----- Source data

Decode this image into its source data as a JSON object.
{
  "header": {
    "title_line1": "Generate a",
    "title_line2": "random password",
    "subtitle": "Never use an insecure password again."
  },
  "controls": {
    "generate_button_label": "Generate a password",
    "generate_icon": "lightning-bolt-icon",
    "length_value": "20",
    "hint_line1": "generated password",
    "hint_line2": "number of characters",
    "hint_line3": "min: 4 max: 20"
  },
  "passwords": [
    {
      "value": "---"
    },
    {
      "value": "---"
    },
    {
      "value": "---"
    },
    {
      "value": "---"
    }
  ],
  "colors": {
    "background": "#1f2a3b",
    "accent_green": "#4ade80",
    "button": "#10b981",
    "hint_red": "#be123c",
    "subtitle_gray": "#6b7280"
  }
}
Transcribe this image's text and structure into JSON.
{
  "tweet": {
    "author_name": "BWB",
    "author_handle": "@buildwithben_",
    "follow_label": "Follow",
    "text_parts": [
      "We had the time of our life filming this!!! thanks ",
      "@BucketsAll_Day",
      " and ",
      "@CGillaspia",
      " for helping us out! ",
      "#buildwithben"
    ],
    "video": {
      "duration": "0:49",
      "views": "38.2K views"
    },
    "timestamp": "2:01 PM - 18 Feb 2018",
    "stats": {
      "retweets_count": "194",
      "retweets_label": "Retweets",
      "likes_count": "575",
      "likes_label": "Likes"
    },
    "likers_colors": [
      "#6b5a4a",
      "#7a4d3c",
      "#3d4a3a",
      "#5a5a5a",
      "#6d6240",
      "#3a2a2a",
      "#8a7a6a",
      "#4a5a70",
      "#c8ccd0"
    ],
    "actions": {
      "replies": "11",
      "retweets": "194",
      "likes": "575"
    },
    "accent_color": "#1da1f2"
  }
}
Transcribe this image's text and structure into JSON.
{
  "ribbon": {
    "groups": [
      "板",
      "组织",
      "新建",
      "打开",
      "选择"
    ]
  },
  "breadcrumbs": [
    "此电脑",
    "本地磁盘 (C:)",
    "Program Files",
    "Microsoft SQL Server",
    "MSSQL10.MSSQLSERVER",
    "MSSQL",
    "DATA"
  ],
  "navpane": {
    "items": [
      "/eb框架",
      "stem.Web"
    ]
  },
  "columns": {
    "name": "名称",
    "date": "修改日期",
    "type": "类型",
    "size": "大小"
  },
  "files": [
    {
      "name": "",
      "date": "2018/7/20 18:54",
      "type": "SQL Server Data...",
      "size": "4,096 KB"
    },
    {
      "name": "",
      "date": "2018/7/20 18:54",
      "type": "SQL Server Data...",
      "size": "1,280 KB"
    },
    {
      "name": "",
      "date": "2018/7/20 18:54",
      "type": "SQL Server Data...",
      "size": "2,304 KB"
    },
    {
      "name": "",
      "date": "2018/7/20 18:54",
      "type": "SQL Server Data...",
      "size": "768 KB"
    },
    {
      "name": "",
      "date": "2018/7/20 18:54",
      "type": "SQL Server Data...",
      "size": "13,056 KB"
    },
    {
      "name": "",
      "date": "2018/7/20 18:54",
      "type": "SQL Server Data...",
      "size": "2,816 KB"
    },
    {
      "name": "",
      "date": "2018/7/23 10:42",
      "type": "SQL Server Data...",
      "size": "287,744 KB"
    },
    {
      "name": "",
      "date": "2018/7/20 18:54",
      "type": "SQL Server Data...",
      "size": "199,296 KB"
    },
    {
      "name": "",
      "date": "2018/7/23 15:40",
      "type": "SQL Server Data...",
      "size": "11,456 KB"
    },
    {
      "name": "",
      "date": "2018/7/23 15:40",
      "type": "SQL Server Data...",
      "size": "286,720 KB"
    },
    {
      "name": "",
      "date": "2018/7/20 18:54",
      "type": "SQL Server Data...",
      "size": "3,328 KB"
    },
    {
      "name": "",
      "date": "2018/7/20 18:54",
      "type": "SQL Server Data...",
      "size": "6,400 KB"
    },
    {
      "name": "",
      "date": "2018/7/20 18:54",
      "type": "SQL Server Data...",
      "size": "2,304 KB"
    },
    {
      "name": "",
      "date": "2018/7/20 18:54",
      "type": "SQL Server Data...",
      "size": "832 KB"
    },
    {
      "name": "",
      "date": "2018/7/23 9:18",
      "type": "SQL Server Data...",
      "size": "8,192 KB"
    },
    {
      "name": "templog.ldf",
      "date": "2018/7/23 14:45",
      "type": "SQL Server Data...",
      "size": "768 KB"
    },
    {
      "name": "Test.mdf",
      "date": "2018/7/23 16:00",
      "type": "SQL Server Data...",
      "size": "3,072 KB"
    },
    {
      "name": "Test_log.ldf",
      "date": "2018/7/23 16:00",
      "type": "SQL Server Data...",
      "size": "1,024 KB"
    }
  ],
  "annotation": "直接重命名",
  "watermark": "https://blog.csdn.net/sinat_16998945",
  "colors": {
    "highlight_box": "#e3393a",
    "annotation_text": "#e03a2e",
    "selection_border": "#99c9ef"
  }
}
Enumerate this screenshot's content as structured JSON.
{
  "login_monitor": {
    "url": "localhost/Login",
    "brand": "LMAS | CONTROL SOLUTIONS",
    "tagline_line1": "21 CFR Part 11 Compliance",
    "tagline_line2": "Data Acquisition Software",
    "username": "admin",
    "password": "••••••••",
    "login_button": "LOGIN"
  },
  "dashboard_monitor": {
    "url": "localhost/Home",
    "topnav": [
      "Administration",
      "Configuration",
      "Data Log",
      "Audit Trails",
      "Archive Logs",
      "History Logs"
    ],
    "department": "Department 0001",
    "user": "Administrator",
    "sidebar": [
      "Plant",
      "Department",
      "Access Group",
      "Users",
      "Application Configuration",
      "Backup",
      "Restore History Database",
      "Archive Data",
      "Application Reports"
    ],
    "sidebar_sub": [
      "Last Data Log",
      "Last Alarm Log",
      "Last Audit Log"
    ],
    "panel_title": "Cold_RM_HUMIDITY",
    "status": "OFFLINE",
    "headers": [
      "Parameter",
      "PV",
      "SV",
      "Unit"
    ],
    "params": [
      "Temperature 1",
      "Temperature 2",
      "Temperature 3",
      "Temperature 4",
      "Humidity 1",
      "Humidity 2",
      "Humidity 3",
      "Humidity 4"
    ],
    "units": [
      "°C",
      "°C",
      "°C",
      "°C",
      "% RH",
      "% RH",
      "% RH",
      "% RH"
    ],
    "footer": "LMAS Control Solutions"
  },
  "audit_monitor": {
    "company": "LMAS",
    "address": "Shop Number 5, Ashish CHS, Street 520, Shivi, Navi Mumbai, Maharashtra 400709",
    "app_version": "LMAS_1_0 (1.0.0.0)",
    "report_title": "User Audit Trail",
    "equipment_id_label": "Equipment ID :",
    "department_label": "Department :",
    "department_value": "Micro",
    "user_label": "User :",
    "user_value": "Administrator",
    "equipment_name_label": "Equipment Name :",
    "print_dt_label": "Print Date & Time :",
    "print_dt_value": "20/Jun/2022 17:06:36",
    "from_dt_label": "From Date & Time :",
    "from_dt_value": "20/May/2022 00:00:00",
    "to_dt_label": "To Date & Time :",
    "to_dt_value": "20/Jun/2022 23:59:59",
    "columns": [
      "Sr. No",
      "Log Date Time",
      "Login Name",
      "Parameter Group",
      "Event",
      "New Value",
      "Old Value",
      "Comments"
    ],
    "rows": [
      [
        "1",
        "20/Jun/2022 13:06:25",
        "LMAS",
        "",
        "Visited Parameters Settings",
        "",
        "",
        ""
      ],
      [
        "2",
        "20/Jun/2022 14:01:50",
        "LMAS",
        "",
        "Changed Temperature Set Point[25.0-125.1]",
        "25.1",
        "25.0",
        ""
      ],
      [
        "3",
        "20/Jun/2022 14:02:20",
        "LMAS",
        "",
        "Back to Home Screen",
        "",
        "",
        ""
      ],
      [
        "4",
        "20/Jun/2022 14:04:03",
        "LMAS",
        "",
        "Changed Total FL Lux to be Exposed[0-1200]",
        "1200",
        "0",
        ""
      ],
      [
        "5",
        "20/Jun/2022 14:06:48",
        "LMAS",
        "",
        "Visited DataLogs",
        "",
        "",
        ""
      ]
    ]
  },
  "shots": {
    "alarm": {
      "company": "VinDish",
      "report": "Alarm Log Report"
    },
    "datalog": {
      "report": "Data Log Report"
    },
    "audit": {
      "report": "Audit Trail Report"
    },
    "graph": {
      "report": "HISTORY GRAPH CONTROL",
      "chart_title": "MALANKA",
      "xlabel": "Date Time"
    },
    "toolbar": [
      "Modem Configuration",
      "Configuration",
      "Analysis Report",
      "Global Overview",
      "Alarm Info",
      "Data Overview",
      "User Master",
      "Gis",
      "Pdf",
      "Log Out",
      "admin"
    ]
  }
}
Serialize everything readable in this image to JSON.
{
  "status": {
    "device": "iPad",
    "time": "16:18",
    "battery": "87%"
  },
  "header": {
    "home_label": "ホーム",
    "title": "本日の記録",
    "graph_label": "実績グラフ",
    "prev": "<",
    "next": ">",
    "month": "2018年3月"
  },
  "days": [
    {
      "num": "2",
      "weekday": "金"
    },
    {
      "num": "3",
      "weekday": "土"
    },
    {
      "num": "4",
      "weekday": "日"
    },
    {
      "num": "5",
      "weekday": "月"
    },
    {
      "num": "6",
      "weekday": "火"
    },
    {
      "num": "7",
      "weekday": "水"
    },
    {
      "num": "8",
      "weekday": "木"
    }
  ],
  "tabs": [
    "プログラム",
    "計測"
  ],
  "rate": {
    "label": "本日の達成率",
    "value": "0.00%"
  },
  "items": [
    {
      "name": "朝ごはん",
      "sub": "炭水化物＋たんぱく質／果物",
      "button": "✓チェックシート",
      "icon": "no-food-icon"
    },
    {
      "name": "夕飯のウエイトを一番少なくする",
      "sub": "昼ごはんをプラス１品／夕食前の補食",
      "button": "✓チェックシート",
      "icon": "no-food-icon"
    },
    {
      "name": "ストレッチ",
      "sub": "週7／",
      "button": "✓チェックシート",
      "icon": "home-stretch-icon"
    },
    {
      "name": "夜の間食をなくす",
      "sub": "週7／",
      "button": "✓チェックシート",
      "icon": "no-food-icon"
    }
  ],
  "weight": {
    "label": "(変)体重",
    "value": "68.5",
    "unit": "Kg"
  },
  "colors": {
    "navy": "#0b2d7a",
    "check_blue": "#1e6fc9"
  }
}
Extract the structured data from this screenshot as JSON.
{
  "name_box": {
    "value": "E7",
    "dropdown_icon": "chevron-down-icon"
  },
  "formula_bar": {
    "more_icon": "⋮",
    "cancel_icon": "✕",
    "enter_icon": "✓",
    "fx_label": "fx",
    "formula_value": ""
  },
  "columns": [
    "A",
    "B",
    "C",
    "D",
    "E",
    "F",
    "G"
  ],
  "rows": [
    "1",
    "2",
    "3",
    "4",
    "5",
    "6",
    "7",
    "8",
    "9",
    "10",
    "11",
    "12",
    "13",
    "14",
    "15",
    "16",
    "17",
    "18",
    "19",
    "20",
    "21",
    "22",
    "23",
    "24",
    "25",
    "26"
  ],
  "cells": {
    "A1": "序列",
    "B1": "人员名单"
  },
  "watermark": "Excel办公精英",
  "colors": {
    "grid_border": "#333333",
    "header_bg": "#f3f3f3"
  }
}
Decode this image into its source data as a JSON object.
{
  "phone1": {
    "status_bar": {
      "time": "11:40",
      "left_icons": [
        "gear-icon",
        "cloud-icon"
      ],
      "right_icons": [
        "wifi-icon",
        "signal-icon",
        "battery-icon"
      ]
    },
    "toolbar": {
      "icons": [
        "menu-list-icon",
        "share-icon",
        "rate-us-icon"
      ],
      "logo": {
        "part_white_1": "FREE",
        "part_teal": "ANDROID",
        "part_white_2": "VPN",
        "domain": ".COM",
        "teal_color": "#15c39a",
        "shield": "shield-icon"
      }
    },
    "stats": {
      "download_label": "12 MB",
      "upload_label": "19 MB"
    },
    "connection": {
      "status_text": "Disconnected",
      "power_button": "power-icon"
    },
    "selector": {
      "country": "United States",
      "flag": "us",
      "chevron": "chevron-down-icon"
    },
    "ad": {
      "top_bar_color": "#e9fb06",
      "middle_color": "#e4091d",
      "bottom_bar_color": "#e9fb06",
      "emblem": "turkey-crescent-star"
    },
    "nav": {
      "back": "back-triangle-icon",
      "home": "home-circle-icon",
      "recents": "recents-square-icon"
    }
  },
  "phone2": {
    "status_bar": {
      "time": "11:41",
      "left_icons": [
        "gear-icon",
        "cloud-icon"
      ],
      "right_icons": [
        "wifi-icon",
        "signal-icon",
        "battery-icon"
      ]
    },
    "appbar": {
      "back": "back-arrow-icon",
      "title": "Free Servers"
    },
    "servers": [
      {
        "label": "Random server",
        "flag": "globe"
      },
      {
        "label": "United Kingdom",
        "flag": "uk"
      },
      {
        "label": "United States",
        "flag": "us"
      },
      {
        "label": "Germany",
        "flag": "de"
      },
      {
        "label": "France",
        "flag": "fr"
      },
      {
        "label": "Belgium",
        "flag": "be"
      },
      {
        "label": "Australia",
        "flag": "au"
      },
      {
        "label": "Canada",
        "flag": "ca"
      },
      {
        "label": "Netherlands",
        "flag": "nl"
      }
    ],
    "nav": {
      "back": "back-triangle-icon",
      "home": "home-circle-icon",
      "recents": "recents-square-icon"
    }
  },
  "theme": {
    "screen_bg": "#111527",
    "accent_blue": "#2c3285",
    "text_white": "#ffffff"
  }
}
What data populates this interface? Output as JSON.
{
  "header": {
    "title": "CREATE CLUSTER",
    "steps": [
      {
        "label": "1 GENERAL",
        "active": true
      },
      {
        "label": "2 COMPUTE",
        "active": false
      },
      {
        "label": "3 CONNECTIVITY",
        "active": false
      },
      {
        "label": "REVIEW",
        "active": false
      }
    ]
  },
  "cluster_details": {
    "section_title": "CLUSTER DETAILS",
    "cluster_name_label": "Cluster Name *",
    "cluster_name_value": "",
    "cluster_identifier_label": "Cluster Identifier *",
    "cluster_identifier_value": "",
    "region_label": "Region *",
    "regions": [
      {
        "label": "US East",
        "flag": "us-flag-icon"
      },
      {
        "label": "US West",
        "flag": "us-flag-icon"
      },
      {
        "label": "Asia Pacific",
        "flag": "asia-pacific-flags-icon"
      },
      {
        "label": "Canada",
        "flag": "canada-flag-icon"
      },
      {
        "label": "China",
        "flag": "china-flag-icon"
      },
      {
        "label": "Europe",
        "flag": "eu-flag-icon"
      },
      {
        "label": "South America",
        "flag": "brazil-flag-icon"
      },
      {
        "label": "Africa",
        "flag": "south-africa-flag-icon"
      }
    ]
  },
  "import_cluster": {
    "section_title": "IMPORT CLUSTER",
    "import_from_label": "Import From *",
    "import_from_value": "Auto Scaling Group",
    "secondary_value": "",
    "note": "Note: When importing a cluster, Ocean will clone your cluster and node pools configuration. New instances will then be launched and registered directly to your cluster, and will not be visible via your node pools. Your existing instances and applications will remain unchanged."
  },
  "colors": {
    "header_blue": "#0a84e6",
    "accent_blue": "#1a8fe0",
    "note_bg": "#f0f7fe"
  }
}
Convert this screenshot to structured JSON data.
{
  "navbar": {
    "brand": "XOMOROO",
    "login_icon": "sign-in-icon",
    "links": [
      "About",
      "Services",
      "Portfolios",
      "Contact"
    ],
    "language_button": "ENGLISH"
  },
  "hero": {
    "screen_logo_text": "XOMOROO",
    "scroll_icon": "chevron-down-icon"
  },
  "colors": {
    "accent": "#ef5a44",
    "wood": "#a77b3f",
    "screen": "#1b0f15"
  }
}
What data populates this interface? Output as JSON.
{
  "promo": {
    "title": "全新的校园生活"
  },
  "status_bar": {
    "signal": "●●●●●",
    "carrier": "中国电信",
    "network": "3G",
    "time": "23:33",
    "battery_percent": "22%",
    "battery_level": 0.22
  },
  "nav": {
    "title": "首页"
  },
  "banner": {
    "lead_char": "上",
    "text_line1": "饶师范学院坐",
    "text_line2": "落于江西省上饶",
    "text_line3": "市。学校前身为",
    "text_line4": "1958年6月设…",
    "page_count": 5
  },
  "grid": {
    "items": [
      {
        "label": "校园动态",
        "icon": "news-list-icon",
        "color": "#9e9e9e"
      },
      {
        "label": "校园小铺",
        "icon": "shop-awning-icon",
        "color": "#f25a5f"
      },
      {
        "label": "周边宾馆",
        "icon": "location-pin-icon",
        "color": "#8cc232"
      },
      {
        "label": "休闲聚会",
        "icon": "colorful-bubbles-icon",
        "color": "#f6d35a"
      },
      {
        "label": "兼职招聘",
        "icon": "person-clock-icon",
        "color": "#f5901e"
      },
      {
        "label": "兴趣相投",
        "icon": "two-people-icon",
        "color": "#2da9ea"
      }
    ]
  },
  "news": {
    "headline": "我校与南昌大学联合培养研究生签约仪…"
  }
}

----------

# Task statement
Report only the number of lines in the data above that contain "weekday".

# Exercise solution
7